WORK INSTRUCTION:
Without the pictures, reproduce the entries below exactly.

- - - -

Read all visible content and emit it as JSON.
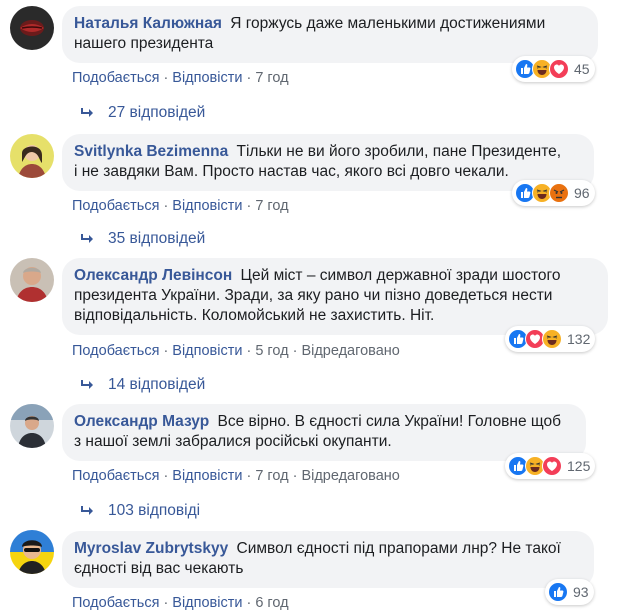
{
  "colors": {
    "link": "#385898",
    "meta": "#606770",
    "bubble": "#f2f3f5",
    "like": "#1877f2",
    "love": "#f33e58",
    "haha": "#f7b125",
    "angry": "#e9710f"
  },
  "comments": [
    {
      "author": "Наталья Калюжная",
      "text_line1": "Я горжусь даже маленькими достижениями",
      "text_line2": "нашего президента",
      "text_line3": "",
      "like": "Подобається",
      "reply": "Відповісти",
      "time": "7 год",
      "edited": "",
      "reactions": [
        "like",
        "haha",
        "love"
      ],
      "reaction_count": "45",
      "replies": "27 відповідей"
    },
    {
      "author": "Svitlynka Bezimenna",
      "text_line1": "Тільки не ви його зробили, пане Президенте,",
      "text_line2": "і не завдяки Вам. Просто настав час, якого всі довго чекали.",
      "text_line3": "",
      "like": "Подобається",
      "reply": "Відповісти",
      "time": "7 год",
      "edited": "",
      "reactions": [
        "like",
        "haha",
        "angry"
      ],
      "reaction_count": "96",
      "replies": "35 відповідей"
    },
    {
      "author": "Олександр Левінсон",
      "text_line1": "Цей міст – символ державної зради шостого",
      "text_line2": "президента України. Зради, за яку рано чи пізно доведеться нести",
      "text_line3": "відповідальність. Коломойський не захистить. Ніт.",
      "like": "Подобається",
      "reply": "Відповісти",
      "time": "5 год",
      "edited": "Відредаговано",
      "reactions": [
        "like",
        "love",
        "haha"
      ],
      "reaction_count": "132",
      "replies": "14 відповідей"
    },
    {
      "author": "Олександр Мазур",
      "text_line1": "Все вірно. В єдності сила України! Головне щоб",
      "text_line2": "з нашої землі забралися російські окупанти.",
      "text_line3": "",
      "like": "Подобається",
      "reply": "Відповісти",
      "time": "7 год",
      "edited": "Відредаговано",
      "reactions": [
        "like",
        "haha",
        "love"
      ],
      "reaction_count": "125",
      "replies": "103 відповіді"
    },
    {
      "author": "Myroslav Zubrytskyy",
      "text_line1": "Символ єдності під прапорами лнр? Не такої",
      "text_line2": "єдності від вас чекають",
      "text_line3": "",
      "like": "Подобається",
      "reply": "Відповісти",
      "time": "6 год",
      "edited": "",
      "reactions": [
        "like"
      ],
      "reaction_count": "93",
      "replies": ""
    }
  ]
}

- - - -

WRITTEN SOLUTION:
Read all visible content and emit it as JSON.
{
  "colors": {
    "link": "#385898",
    "meta": "#606770",
    "bubble": "#f2f3f5",
    "like": "#1877f2",
    "love": "#f33e58",
    "haha": "#f7b125",
    "angry": "#e9710f"
  },
  "comments": [
    {
      "author": "Наталья Калюжная",
      "text_line1": "Я горжусь даже маленькими достижениями",
      "text_line2": "нашего президента",
      "text_line3": "",
      "like": "Подобається",
      "reply": "Відповісти",
      "time": "7 год",
      "edited": "",
      "reactions": [
        "like",
        "haha",
        "love"
      ],
      "reaction_count": "45",
      "replies": "27 відповідей"
    },
    {
      "author": "Svitlynka Bezimenna",
      "text_line1": "Тільки не ви його зробили, пане Президенте,",
      "text_line2": "і не завдяки Вам. Просто настав час, якого всі довго чекали.",
      "text_line3": "",
      "like": "Подобається",
      "reply": "Відповісти",
      "time": "7 год",
      "edited": "",
      "reactions": [
        "like",
        "haha",
        "angry"
      ],
      "reaction_count": "96",
      "replies": "35 відповідей"
    },
    {
      "author": "Олександр Левінсон",
      "text_line1": "Цей міст – символ державної зради шостого",
      "text_line2": "президента України. Зради, за яку рано чи пізно доведеться нести",
      "text_line3": "відповідальність. Коломойський не захистить. Ніт.",
      "like": "Подобається",
      "reply": "Відповісти",
      "time": "5 год",
      "edited": "Відредаговано",
      "reactions": [
        "like",
        "love",
        "haha"
      ],
      "reaction_count": "132",
      "replies": "14 відповідей"
    },
    {
      "author": "Олександр Мазур",
      "text_line1": "Все вірно. В єдності сила України! Головне щоб",
      "text_line2": "з нашої землі забралися російські окупанти.",
      "text_line3": "",
      "like": "Подобається",
      "reply": "Відповісти",
      "time": "7 год",
      "edited": "Відредаговано",
      "reactions": [
        "like",
        "haha",
        "love"
      ],
      "reaction_count": "125",
      "replies": "103 відповіді"
    },
    {
      "author": "Myroslav Zubrytskyy",
      "text_line1": "Символ єдності під прапорами лнр? Не такої",
      "text_line2": "єдності від вас чекають",
      "text_line3": "",
      "like": "Подобається",
      "reply": "Відповісти",
      "time": "6 год",
      "edited": "",
      "reactions": [
        "like"
      ],
      "reaction_count": "93",
      "replies": ""
    }
  ]
}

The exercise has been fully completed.